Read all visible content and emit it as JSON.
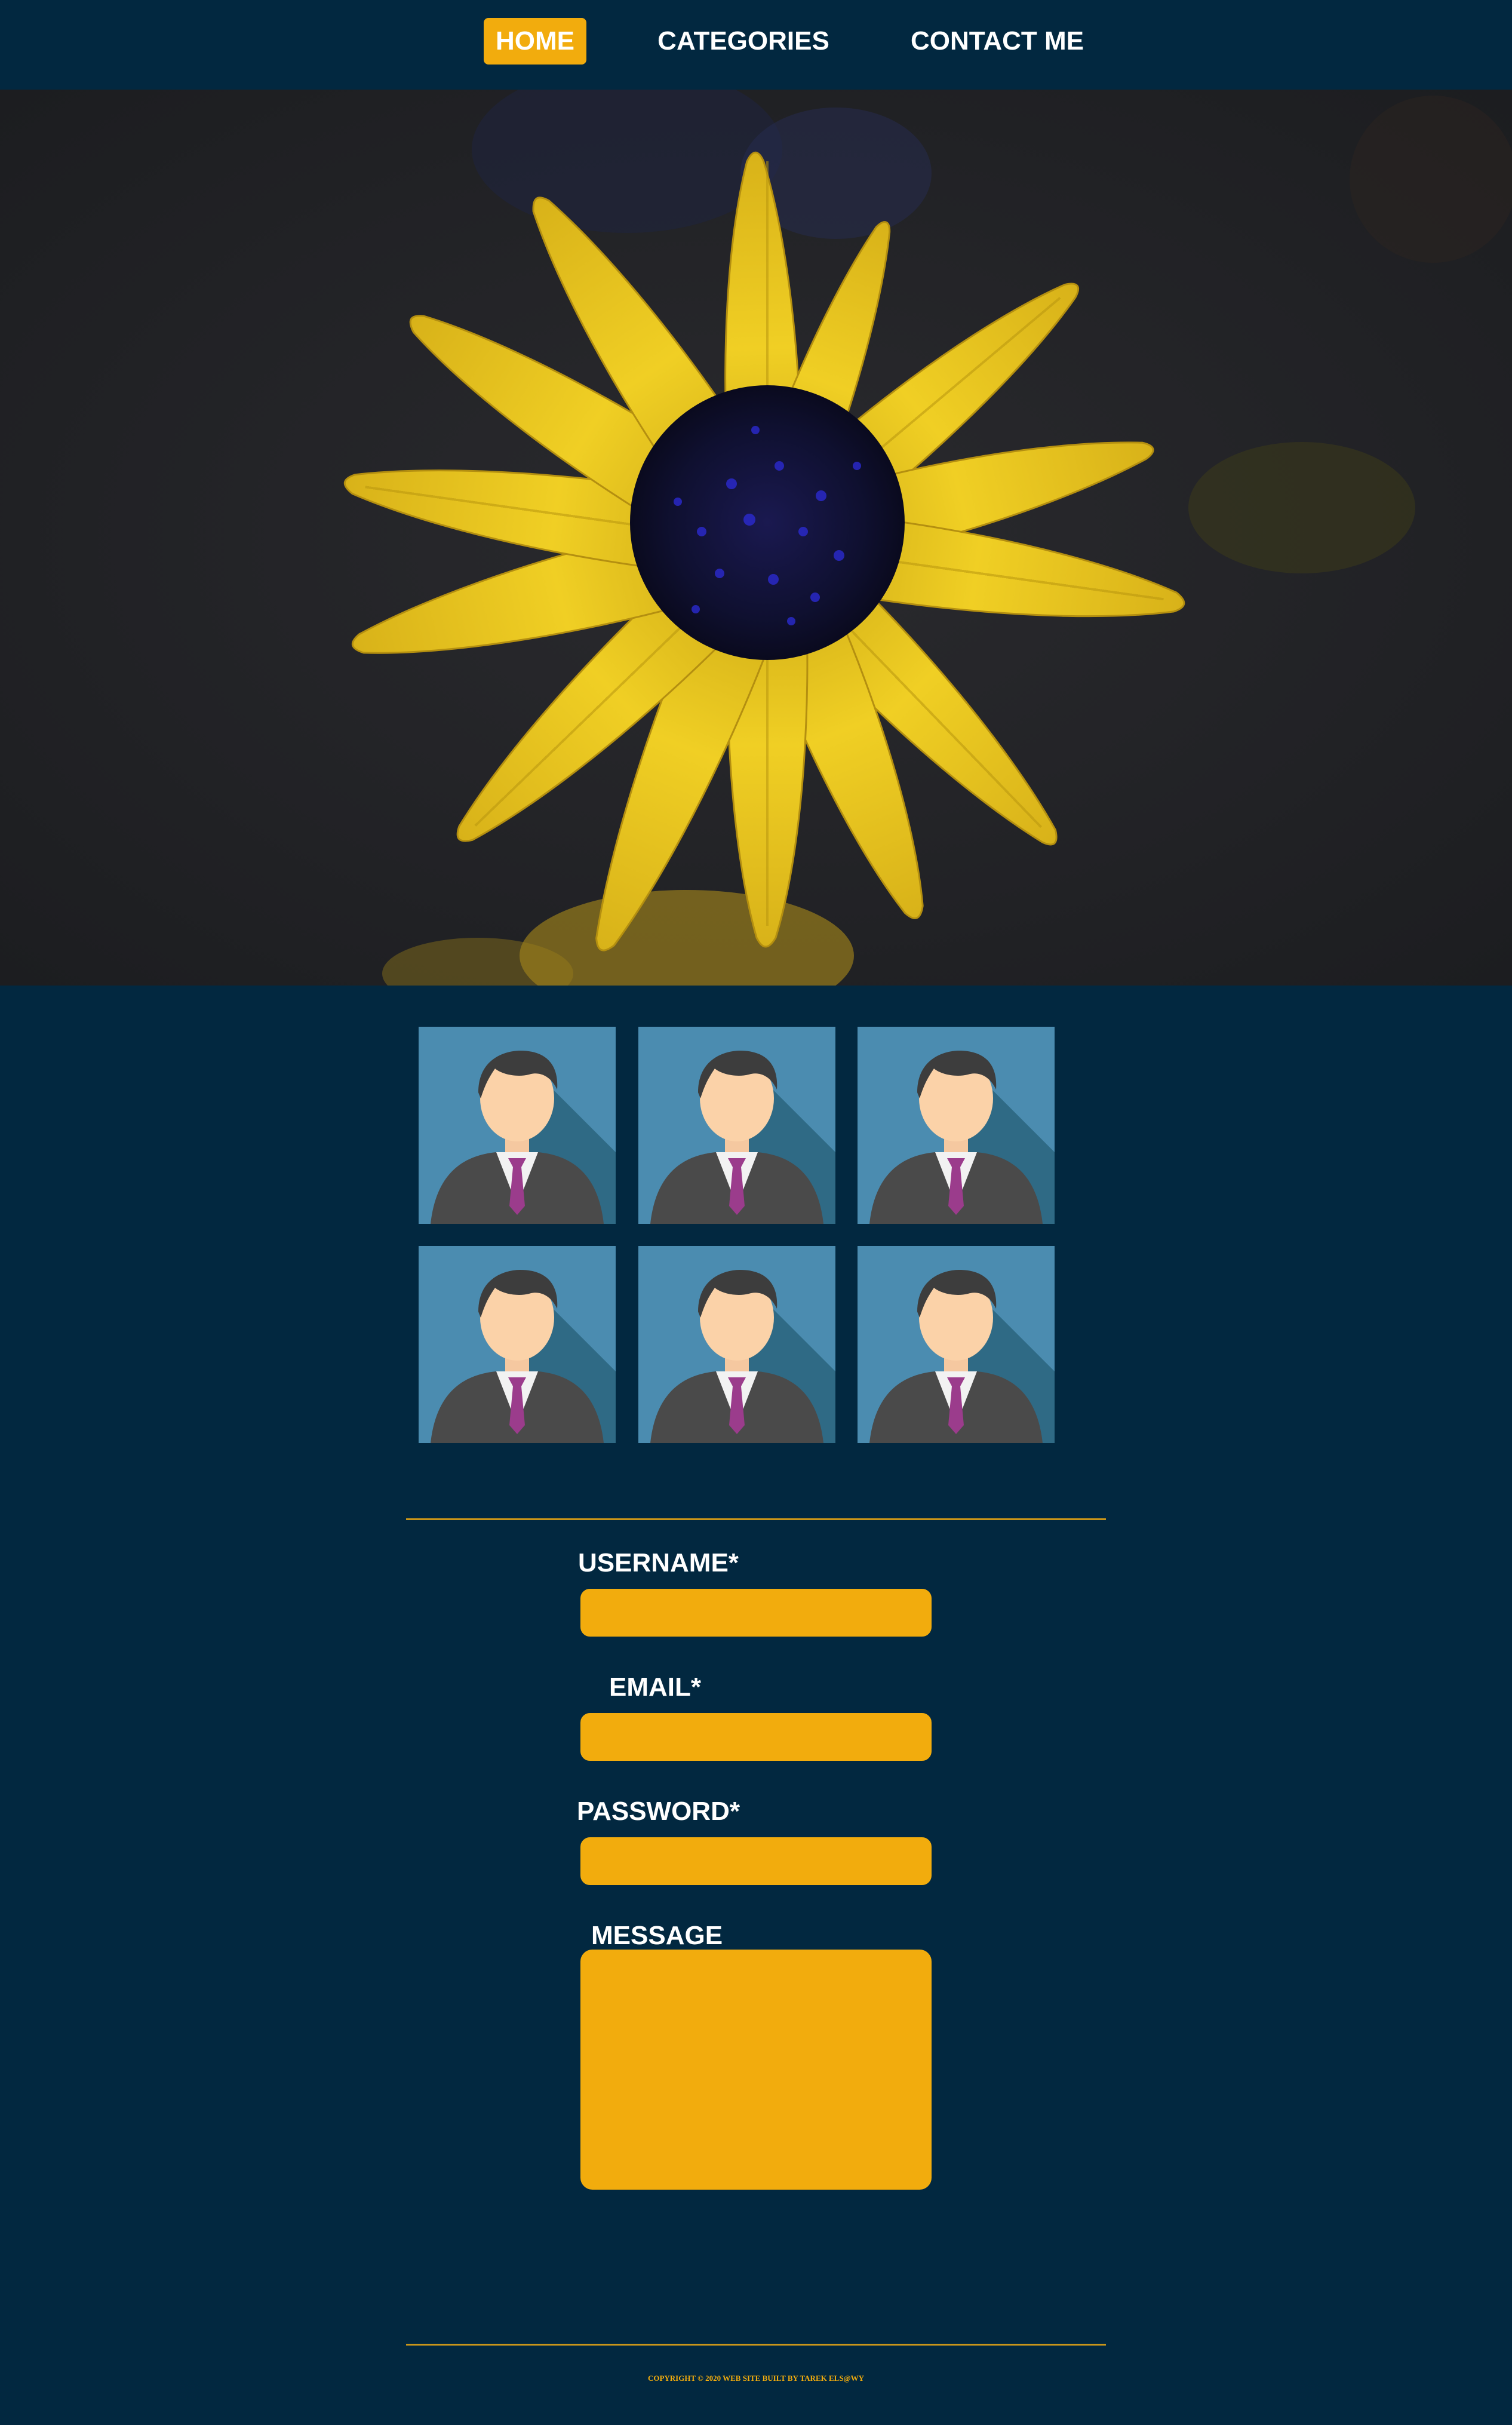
{
  "nav": {
    "items": [
      {
        "label": "HOME",
        "active": true
      },
      {
        "label": "CATEGORIES",
        "active": false
      },
      {
        "label": "CONTACT ME",
        "active": false
      }
    ]
  },
  "hero": {
    "image": "yellow-flower-photo"
  },
  "gallery": {
    "tiles": [
      "avatar-icon",
      "avatar-icon",
      "avatar-icon",
      "avatar-icon",
      "avatar-icon",
      "avatar-icon"
    ]
  },
  "form": {
    "username_label": "USERNAME*",
    "username_value": "",
    "email_label": "EMAIL*",
    "email_value": "",
    "password_label": "PASSWORD*",
    "password_value": "",
    "message_label": "MESSAGE",
    "message_value": ""
  },
  "footer": {
    "copyright": "COPYRIGHT © 2020 WEB SITE BUILT BY TAREK ELS@WY"
  },
  "colors": {
    "background": "#022840",
    "accent": "#f2ac0d",
    "text": "#ffffff"
  }
}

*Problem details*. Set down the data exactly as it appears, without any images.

*Output for this task*.
Read all visible content and emit it as JSON.
{
  "nav": {
    "items": [
      {
        "label": "HOME",
        "active": true
      },
      {
        "label": "CATEGORIES",
        "active": false
      },
      {
        "label": "CONTACT ME",
        "active": false
      }
    ]
  },
  "hero": {
    "image": "yellow-flower-photo"
  },
  "gallery": {
    "tiles": [
      "avatar-icon",
      "avatar-icon",
      "avatar-icon",
      "avatar-icon",
      "avatar-icon",
      "avatar-icon"
    ]
  },
  "form": {
    "username_label": "USERNAME*",
    "username_value": "",
    "email_label": "EMAIL*",
    "email_value": "",
    "password_label": "PASSWORD*",
    "password_value": "",
    "message_label": "MESSAGE",
    "message_value": ""
  },
  "footer": {
    "copyright": "COPYRIGHT © 2020 WEB SITE BUILT BY TAREK ELS@WY"
  },
  "colors": {
    "background": "#022840",
    "accent": "#f2ac0d",
    "text": "#ffffff"
  }
}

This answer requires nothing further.